Mindful movement – Repetitive movement that is done connective with the breath to keep you focused and in tune with the body.
Yoga – Doing movements that are connected with mind, body and breath. Yoga includes yoga postures (asanas) breathing techniques (pranayamas) and meditations.
Tai chi – Is a set of movements, which can become a powerful moving meditation. The Taoist practised tai chi for not only martial arts but also as a meditation art form.
Dance – Dance in a meditation, forget the dancer, the centre of the ego: become the dance. Dance so deeply that you forget completely “you” are dancing and feel that you become the dance, this would be your meditation.
Walking meditation – Is a meditation practised while walking mindfully being aware of each step not really going anywhere just going for a stroll. It’s the going that is important, not the arriving. Not being in a hurry just enjoying the process of slowing down.
Mantra Meditation – A mantra is a sacred sound or syllable usually in Sanskrit, we repeat this mantra word or phase in order to create a meditative state. One of the most well-known mantra’s is Om Mani Padme Hum.
Trataka Meditation – Is when you focus/stare at a single point like a small object, what is often used is a candle flame. This meditation is usually done early morning or late in the evening, it is a good pre-meditation as it can develop deep focus and concentration.
Vedic Meditation – Is the oldest kind of meditation techniques coming from India where a special Mantra is given to you by your teacher.
Compassion and Heart-based practice:
With these practices, compassion and heartfulness are central to the meditation.
Mindful Self-Compassion meditation – Is a course designed to cultivate the skill of self-compassion. Compassion is at the heart of mindfulness, it provides kindness and understanding toward what’s difficult in our experience and what we find difficult in our experience with others.
R.A.I.N meditation – Is a four-step process usually used in difficult times. The four steps are:
R – Recognize what is happening
A – Accepting as it is
I –Investigate inner experience
These are many different types of meditations that out there for you to explore.
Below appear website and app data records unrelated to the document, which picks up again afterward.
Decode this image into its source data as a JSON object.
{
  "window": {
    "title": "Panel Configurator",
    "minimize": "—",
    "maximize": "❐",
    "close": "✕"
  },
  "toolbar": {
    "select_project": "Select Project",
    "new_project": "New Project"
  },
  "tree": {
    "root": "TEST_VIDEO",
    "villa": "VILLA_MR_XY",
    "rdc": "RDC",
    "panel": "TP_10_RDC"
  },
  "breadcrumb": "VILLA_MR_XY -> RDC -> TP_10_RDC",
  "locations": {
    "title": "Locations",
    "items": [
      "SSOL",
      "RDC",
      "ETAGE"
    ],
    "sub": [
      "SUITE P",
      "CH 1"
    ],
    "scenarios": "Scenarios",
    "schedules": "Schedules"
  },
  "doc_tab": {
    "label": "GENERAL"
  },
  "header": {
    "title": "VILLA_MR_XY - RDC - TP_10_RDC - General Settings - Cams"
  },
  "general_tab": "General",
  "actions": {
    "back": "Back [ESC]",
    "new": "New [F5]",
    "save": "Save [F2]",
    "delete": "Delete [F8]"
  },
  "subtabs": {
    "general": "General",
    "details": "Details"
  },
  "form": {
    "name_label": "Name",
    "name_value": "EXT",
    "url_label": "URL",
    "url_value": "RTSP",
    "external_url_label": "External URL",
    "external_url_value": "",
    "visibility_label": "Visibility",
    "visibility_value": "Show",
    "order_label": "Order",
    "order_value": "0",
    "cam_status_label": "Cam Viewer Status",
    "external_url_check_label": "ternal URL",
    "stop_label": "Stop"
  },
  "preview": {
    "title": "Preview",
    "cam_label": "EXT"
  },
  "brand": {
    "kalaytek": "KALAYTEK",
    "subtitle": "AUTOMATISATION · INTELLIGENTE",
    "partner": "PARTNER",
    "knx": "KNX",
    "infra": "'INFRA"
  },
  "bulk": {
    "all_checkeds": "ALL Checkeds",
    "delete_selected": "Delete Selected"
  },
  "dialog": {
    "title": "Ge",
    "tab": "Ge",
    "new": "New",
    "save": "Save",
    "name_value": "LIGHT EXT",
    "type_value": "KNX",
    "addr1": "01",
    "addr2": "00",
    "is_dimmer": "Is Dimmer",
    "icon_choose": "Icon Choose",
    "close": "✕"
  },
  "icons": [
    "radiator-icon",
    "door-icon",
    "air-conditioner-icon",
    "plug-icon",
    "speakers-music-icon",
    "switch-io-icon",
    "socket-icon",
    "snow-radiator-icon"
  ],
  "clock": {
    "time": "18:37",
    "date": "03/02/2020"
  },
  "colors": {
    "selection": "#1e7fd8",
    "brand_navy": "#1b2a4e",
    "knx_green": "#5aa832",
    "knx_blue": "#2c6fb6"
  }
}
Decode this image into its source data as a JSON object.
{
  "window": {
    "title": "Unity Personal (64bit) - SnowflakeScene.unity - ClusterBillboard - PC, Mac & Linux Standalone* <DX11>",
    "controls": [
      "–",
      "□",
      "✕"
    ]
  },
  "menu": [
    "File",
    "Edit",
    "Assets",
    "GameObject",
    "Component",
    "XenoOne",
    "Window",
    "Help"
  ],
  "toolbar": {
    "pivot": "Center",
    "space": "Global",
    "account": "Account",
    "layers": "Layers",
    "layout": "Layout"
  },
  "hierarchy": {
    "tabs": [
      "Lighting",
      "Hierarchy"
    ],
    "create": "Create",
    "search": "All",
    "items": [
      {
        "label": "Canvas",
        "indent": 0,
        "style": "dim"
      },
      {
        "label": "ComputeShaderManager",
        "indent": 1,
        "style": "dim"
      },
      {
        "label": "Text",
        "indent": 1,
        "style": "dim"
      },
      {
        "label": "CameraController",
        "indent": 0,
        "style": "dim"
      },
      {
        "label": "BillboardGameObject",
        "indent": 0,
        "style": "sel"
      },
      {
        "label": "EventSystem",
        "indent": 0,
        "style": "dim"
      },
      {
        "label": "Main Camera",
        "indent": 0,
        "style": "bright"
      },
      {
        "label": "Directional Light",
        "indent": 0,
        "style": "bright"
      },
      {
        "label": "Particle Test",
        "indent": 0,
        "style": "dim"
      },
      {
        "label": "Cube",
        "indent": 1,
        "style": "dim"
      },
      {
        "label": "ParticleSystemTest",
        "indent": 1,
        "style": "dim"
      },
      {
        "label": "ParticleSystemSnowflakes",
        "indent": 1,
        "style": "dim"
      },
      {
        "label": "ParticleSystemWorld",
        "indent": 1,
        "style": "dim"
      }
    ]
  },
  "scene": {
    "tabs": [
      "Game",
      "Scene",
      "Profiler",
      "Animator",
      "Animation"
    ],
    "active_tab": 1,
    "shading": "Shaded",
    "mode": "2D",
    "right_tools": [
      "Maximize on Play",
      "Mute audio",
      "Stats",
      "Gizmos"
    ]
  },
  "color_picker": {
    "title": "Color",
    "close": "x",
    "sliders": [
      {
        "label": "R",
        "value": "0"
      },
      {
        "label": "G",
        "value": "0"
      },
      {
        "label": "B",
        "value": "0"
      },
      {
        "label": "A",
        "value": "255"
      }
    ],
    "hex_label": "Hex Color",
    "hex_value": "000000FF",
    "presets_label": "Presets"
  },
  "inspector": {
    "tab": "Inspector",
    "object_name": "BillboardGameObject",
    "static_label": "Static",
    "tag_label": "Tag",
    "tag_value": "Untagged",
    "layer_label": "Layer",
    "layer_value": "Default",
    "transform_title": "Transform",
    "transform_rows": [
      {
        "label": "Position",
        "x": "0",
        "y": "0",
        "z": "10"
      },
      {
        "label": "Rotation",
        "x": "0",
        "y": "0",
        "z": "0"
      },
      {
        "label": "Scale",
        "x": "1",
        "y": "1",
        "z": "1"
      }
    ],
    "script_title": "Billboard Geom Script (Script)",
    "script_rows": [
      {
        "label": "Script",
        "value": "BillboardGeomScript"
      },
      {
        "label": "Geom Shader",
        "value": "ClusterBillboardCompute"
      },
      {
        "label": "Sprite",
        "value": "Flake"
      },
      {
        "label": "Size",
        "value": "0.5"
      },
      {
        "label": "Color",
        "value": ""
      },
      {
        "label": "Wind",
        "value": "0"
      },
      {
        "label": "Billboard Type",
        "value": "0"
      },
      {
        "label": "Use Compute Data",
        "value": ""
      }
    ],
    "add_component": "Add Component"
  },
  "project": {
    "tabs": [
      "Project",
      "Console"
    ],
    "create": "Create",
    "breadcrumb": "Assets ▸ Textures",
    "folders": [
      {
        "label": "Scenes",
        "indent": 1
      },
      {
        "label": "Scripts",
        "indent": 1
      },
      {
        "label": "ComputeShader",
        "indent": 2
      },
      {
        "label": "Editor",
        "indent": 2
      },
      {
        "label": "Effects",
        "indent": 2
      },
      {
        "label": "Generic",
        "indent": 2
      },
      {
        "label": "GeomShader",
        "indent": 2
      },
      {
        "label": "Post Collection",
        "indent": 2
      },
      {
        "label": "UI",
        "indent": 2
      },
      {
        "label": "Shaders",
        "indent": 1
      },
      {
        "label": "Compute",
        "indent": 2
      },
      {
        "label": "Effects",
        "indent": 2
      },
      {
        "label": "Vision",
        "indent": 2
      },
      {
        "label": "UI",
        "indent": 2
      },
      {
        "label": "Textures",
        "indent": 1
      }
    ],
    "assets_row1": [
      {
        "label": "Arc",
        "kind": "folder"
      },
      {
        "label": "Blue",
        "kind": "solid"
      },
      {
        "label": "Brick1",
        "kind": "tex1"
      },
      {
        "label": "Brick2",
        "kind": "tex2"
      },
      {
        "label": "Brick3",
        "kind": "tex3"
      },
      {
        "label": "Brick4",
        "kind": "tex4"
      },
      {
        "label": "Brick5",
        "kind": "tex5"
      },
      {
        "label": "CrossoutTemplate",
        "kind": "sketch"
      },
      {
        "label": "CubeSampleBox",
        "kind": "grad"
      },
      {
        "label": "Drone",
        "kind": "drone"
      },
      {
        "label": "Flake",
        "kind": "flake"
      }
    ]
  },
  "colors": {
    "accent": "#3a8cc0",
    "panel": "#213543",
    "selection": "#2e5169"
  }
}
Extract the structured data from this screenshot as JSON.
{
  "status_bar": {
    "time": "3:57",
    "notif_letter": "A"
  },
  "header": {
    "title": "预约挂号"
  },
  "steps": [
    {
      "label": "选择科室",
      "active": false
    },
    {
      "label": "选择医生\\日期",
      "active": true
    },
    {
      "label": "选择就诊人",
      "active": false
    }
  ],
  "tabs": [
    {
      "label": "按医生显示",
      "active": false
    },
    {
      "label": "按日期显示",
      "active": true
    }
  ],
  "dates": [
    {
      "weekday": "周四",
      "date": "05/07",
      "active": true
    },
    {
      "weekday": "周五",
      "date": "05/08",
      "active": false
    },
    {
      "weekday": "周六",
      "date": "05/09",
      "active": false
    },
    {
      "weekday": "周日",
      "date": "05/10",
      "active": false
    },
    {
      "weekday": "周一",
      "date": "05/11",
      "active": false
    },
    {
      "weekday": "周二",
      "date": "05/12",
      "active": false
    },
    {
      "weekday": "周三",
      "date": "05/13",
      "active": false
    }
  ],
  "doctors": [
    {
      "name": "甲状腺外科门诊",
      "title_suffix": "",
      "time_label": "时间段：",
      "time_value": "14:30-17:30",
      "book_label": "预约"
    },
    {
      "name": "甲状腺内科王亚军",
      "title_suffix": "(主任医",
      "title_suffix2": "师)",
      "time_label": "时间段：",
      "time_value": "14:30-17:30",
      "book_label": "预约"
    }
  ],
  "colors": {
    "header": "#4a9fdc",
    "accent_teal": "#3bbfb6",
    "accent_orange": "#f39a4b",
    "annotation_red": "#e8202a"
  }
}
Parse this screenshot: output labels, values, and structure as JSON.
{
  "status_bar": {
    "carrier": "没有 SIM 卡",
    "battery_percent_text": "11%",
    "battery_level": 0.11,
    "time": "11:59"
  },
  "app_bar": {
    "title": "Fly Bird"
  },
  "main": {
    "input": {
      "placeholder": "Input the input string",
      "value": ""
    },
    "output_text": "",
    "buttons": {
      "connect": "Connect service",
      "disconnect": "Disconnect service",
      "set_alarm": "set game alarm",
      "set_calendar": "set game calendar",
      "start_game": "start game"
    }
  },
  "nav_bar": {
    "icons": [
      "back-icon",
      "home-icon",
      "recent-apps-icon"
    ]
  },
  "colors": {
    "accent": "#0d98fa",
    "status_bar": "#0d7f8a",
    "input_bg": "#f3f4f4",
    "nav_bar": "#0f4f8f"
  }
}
Try and keep an open mind with these different techniques, some will resonate with you some may not. All you have to do is observe these emotions and feelings, being non-judgemental towards yourself. Have fun meditating in 2018.